Freestyle immigration and the visa run

Not too long ago I was at a house party in Prague, Czech Republic. Somebody introduced me to some Americans who I was told had similar interests in technology.

They were operating an offshore web site and living very well (if you guessed it is either a gambling, dating or porn web site, you are right, it is one of those). They had spent 10 years in Prague living on tourist visas. Authorities seemed quite happy for them to remain as long as they left every 3 months and spent 1 night abroad, a typical visa run. That could be as simple as a train journey to Vienna, Austria and an overnight stay.


Making a visa run in comfort and style with European railways. The Railjet train pictured includes free wifi, a lot cheaper than the $20 billion Tony Abbott plans to spend rolling out yesterday's technology in Australia

When the EU expanded and more of these eastern European countries abolished border controls, this system became much more convoluted for those who depend on the visa run. However, it remains common in many Asian and Latin American countries and ex-pats continue to live like this.

To make this effective, the ex-pats typically need to have an international private health insurance policy (high quality offshore policies can be found quickly with a search engine) and not aspire to work in a normal 9-5 job.

Conclusion

Young Australians might not want to just consider travel, it may even become unavoidable. The reality is, by 2020, one in three Australians will be a retired baby boomer and one way or another, whichever Government is in office will be unable to avoid taxing those of working age to pay for the health care and pension promises made to older generations. Serious expenditure on public infrastructure such as broadband or high speed rail appears to remain a pipe dream.

Moving abroad, however, has always been fun. Look at the way multinational companies make countries compete to attract their new factories and other projects: why should any individual citizen be any less demanding in choosing where they work, play, surf the net and get the best value for whatever taxes they have to pay?

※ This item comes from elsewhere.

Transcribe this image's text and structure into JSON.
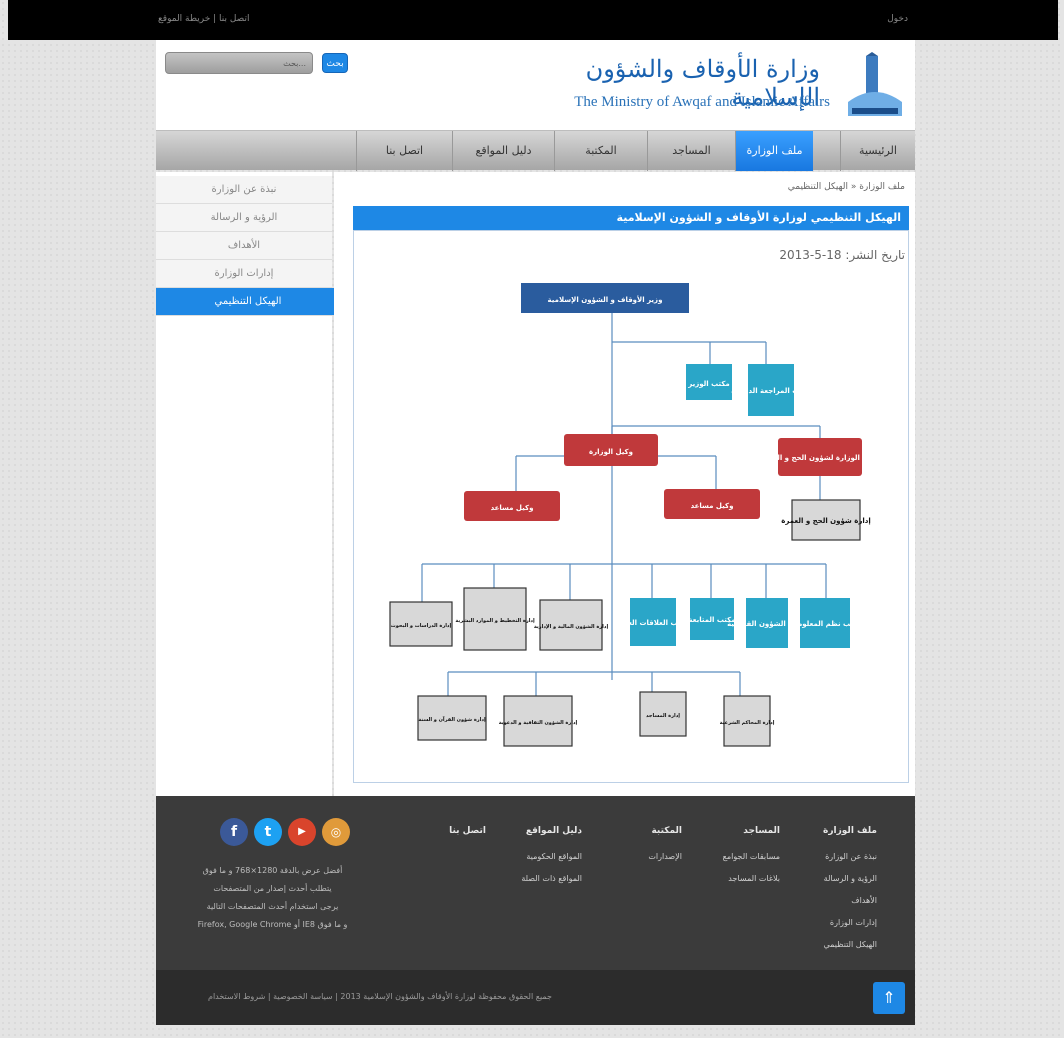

Some people raise questions of patriotism or responsibility to the nation. Think again. The 200,000 Australians who live abroad or travel extensively make a significant contribution to Australia's international profile, engage in new trade initiatives, bring skills back to Australia and generally represent what our country is really about.